We’re doing a lot of shifting so I’ll give a quick recap:

We’ve got shrimp in the refrigerator, shrimp stock simmering, and cooked veggies all waiting for us to return to them, but nothing that we need give all of our attention to. This next step will require your whole attention but only for a few minutes. 

We’ll be making a soft boiled egg. in the ingredients list, I recommended 1-3 eggs for this recipe. You truly only need one, but this may take a few tries to get right. 
Fill a pot with enough water to cover your egg(s) and bring it to boil.

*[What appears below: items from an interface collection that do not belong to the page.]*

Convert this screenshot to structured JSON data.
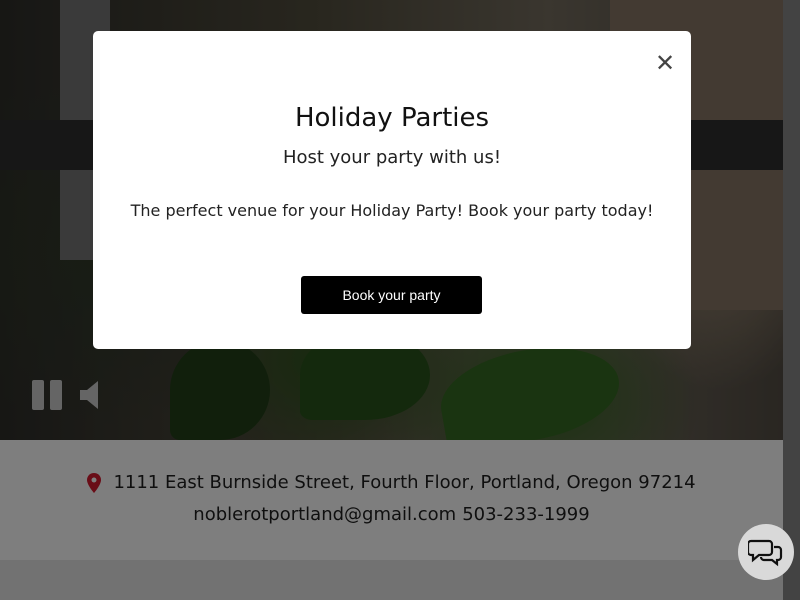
{
  "video": {
    "pause_icon": "pause-icon",
    "mute_icon": "speaker-mute-icon"
  },
  "contact": {
    "address": "1111 East Burnside Street, Fourth Floor, Portland, Oregon 97214",
    "email": "noblerotportland@gmail.com",
    "phone": "503-233-1999",
    "pin_icon": "map-pin-icon",
    "pin_color": "#c0182b"
  },
  "chat": {
    "icon": "chat-bubbles-icon"
  },
  "modal": {
    "close_label": "✕",
    "title": "Holiday Parties",
    "subtitle": "Host your party with us!",
    "body": "The perfect venue for your Holiday Party! Book your party today!",
    "button_label": "Book your party"
  }
}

Gently lower the egg into the boiling water and immediately set a timer for 6 minutes. At the 6-minute mark, move the eggs from the boiling water into a bowl of ice water. Let them cool for AT LEAST 10 minutes. Be very careful when peeling as the eggs yolk may be easily breakable. 

Okay, we’re in the home stretch—these final 3 steps will bring together what we’ve been working toward. First, we’ll strain our stock, separating the shrimp shells from the liquid that will be used for our ramen. A standard strainer will do you fine, enough to hold onto the shells while allowing your seasoning to stay in the liquid. Once separated, bring the shrimp stock to a boil and add ramen noodles. Reduce to low heat after 3 minutes and add the vegetables we previously cooked. 

In your wok or frying pan, add a dime-sized amount of oil and sauté shrimp on medium-high heat, again being sure not to overcook. Cover shrimp in teriyaki sauce and toss. 

The assembly is simple: ladle your ramen into your favorite bowl, top the bowl with your sautéed teriyaki shrimp and soft boiled egg. This bowl is garnished with green onion and black sesame seed.


untitled, unmastered.

untitled, unmastered.

Call Me By My Name: Meet Latasha

Call Me By My Name: Meet Latasha